As an example:
"That's why I've never recommended running to others. If someone has an interest in long-distance running, he'll start running on his own. If he's not interested in it, no amount of persuasion will make any difference. Marathon running is not a sport for everyone, just as being a novelist isn't a job for everyone. Nobody ever recommended or even suggested that I be a novelist--in fact, some tried to stop me. I simply had the idea to be one, and that's what I did. People become runners because they're meant to." (Haruki Murakami, "The Running Novelist," The New Yorker, 6/9/08)
His essay made me think of the concept of mastery that I talked about last month. So much of moving forward and growing in skill level for whatever path we choose has to do with the showing up and practicing every day, even when it feels like a slog through a bunch of muck. As Murakami says, "The main thing was not the speed or the distance so much as running every day, without fail."
I'm not posting the link to the abstract on the New Yorker's site, because I don't think it does justice to the article. Go out and buy it, or go stand in a book store and read it for free. If you are interested in either writing or long-distance running, I recommend it.
Incidentally, there is also a movie review by Anthony Lane in the same issue of "Sex and the City" that had me practically crying with laughter. I have no intention of being bored silly by the movie, but the review was worth the price of the magazine. (However, you can also read it for free here.)
A final quote from Murakami's essay that I think might become my new motto:

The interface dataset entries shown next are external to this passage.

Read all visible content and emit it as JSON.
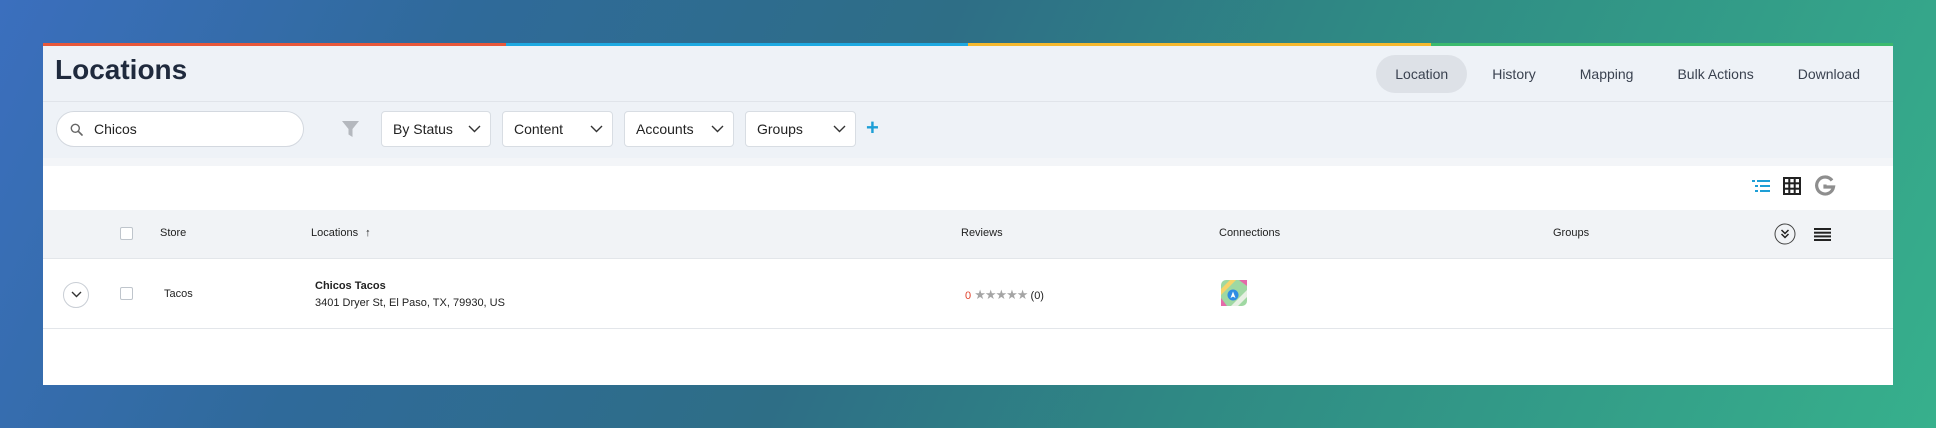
{
  "header": {
    "title": "Locations",
    "stripe_colors": [
      "#e8583a",
      "#1ea9e1",
      "#f5b82e",
      "#3cba6e"
    ],
    "nav": [
      {
        "label": "Location",
        "active": true
      },
      {
        "label": "History",
        "active": false
      },
      {
        "label": "Mapping",
        "active": false
      },
      {
        "label": "Bulk Actions",
        "active": false
      },
      {
        "label": "Download",
        "active": false
      }
    ]
  },
  "filters": {
    "search_value": "Chicos",
    "dropdowns": [
      {
        "label": "By Status"
      },
      {
        "label": "Content"
      },
      {
        "label": "Accounts"
      },
      {
        "label": "Groups"
      }
    ],
    "add_label": "+"
  },
  "view_toggles": [
    "list-view-icon",
    "grid-view-icon",
    "google-icon"
  ],
  "table": {
    "columns": [
      "Store",
      "Locations",
      "Reviews",
      "Connections",
      "Groups"
    ],
    "sort_indicator": "↑",
    "rows": [
      {
        "store": "Tacos",
        "name": "Chicos Tacos",
        "address": "3401 Dryer St, El Paso, TX, 79930, US",
        "review_score": "0",
        "stars": "★★★★★",
        "review_count": "(0)",
        "connection": "apple-maps-icon",
        "group": ""
      }
    ]
  },
  "colors": {
    "accent": "#1e9fd6",
    "review_score": "#e0432d",
    "title": "#1f2a3d"
  }
}
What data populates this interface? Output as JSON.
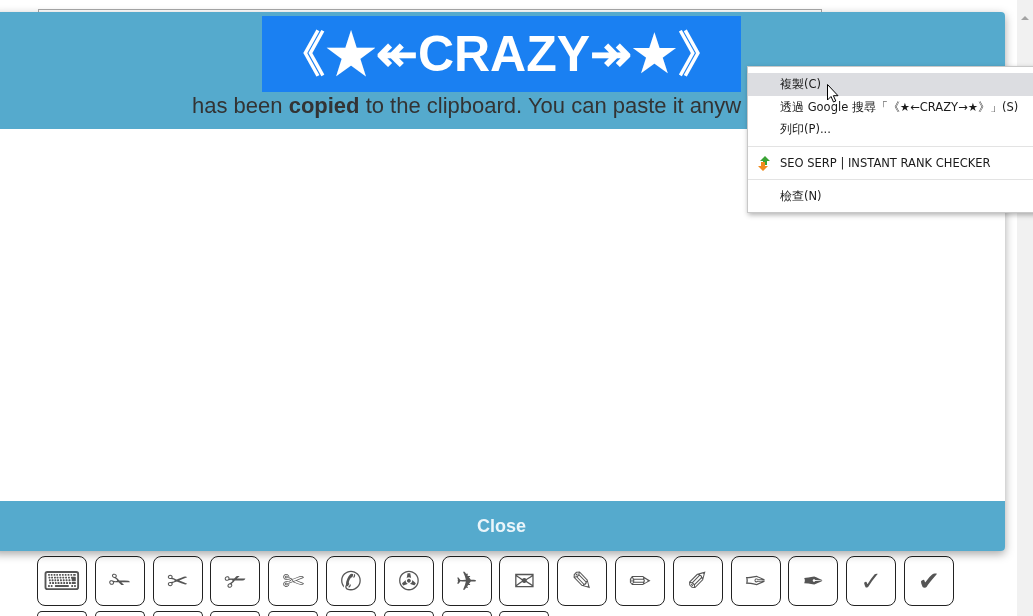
{
  "dialog": {
    "copied_text": {
      "text": "《★↞CRAZY↠★》",
      "highlighted": true
    },
    "message": "has been **copied** to the clipboard. You can paste it anyw",
    "close_button": "Close"
  },
  "symbols": [
    {
      "kind": "full",
      "char": "⌨"
    },
    {
      "kind": "full",
      "char": "✁"
    },
    {
      "kind": "full",
      "char": "✂"
    },
    {
      "kind": "full",
      "char": "✃"
    },
    {
      "kind": "full",
      "char": "✄"
    },
    {
      "kind": "full",
      "char": "✆"
    },
    {
      "kind": "full",
      "char": "✇"
    },
    {
      "kind": "full",
      "char": "✈"
    },
    {
      "kind": "full",
      "char": "✉"
    },
    {
      "kind": "full",
      "char": "✎"
    },
    {
      "kind": "full",
      "char": "✏"
    },
    {
      "kind": "full",
      "char": "✐"
    },
    {
      "kind": "full",
      "char": "✑"
    },
    {
      "kind": "full",
      "char": "✒"
    },
    {
      "kind": "full",
      "char": "✓"
    },
    {
      "kind": "full",
      "char": "✔"
    },
    {
      "kind": "cut_off"
    },
    {
      "kind": "cut_off"
    },
    {
      "kind": "cut_off"
    },
    {
      "kind": "cut_off"
    },
    {
      "kind": "cut_off"
    },
    {
      "kind": "cut_off"
    },
    {
      "kind": "cut_off"
    },
    {
      "kind": "cut_off"
    },
    {
      "kind": "cut_off"
    }
  ],
  "context_menu": {
    "groups": [
      [
        {
          "kind": "item",
          "label": "複製(C)",
          "highlighted": true
        },
        {
          "kind": "item",
          "label": "透過 Google 搜尋「《★←CRAZY→★》」(S)",
          "highlighted": false
        },
        {
          "kind": "item",
          "label": "列印(P)...",
          "highlighted": false
        }
      ],
      [
        {
          "kind": "extension",
          "label": "SEO SERP | INSTANT RANK CHECKER",
          "highlighted": false
        }
      ],
      [
        {
          "kind": "item",
          "label": "檢查(N)",
          "highlighted": false
        }
      ]
    ]
  }
}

"I felt that, even though I was past thirty, I and my body still had some possibilities left. The more I ran, the more my potential was revealed."